> [YOUR INSTRUCTIONS]: Lines holding the string "this" are the ones to copy; find them all in the data.

> [DATA FOR REVIEW]:
^^^^^^^^

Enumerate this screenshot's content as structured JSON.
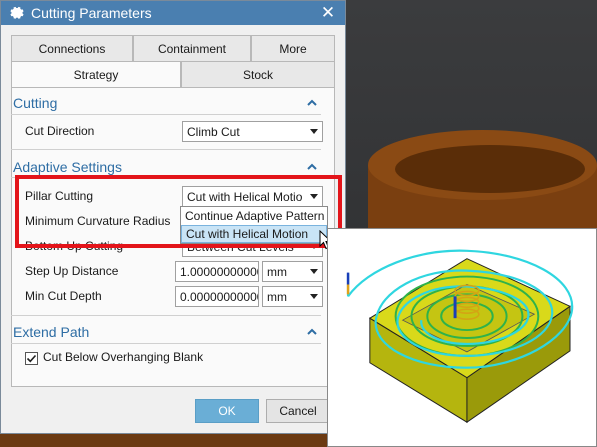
{
  "window": {
    "title": "Cutting Parameters"
  },
  "tabs_top": [
    "Connections",
    "Containment",
    "More"
  ],
  "tabs_second": [
    "Strategy",
    "Stock"
  ],
  "sections": {
    "cutting": {
      "title": "Cutting"
    },
    "adaptive": {
      "title": "Adaptive Settings"
    },
    "extend": {
      "title": "Extend Path"
    }
  },
  "fields": {
    "cut_direction": {
      "label": "Cut Direction",
      "value": "Climb Cut"
    },
    "pillar_cutting": {
      "label": "Pillar Cutting",
      "value": "Cut with Helical Motio"
    },
    "min_curvature": {
      "label": "Minimum Curvature Radius"
    },
    "bottom_up": {
      "label": "Bottom Up Cutting",
      "value": "Between Cut Levels"
    },
    "step_up": {
      "label": "Step Up Distance",
      "value": "1.000000000000",
      "unit": "mm"
    },
    "min_cut_depth": {
      "label": "Min Cut Depth",
      "value": "0.000000000000",
      "unit": "mm"
    }
  },
  "checkbox": {
    "label": "Cut Below Overhanging Blank",
    "checked": true
  },
  "dropdown": {
    "options": [
      "Continue Adaptive Pattern",
      "Cut with Helical Motion"
    ],
    "selected_index": 1
  },
  "buttons": {
    "ok": "OK",
    "cancel": "Cancel"
  },
  "colors": {
    "accent": "#2e6da4",
    "titlebar": "#4a7fb0",
    "highlight": "#e3141a",
    "ok": "#6aaed6"
  },
  "icons": {
    "title": "gear-icon",
    "close": "close-icon",
    "collapse": "chevron-up-icon",
    "check": "check-icon",
    "pointer": "mouse-cursor-icon"
  }
}
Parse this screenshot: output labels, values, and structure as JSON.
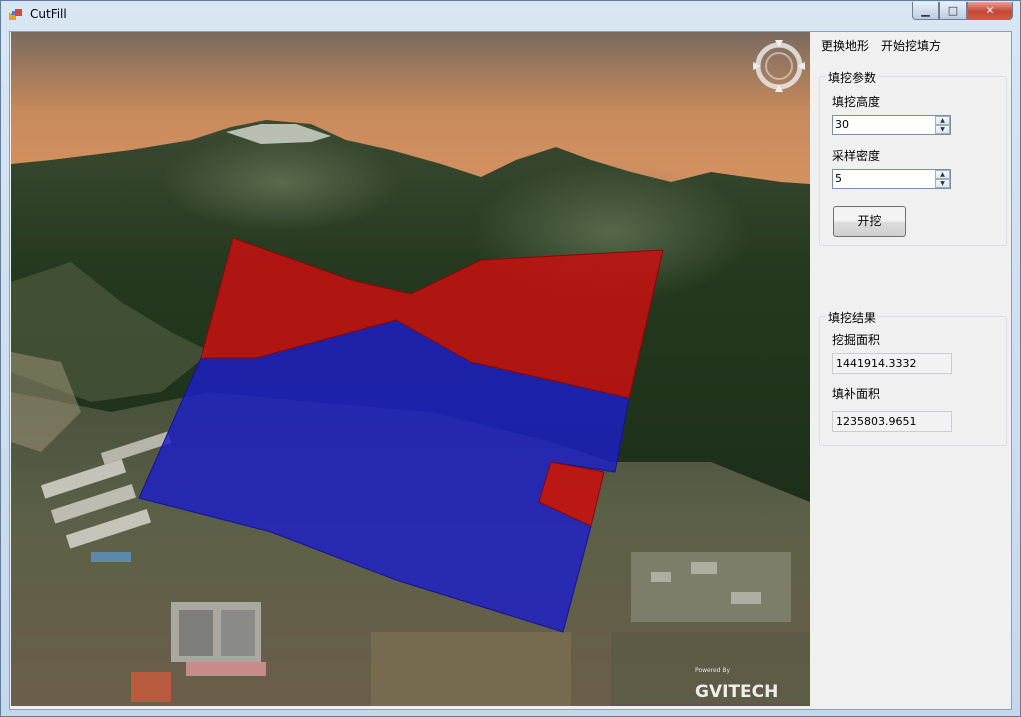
{
  "window": {
    "title": "CutFill"
  },
  "controls": {
    "minimize": "▁",
    "maximize": "□",
    "close": "✕"
  },
  "menu": {
    "change_terrain": "更换地形",
    "start_cutfill": "开始挖填方"
  },
  "params": {
    "group_title": "填挖参数",
    "height_label": "填挖高度",
    "height_value": "30",
    "density_label": "采样密度",
    "density_value": "5",
    "run_button": "开挖"
  },
  "results": {
    "group_title": "填挖结果",
    "cut_area_label": "挖掘面积",
    "cut_area_value": "1441914.3332",
    "fill_area_label": "填补面积",
    "fill_area_value": "1235803.9651"
  },
  "viewport": {
    "watermark_small": "Powered By",
    "watermark_brand": "GVITECH",
    "cut_color": "#c80f0f",
    "fill_color": "#1c1ec8"
  }
}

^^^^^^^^

> [EXERCISE SOLUTION]:
Enumerate this screenshot's content as structured JSON.
Parse this screenshot: output labels, values, and structure as JSON.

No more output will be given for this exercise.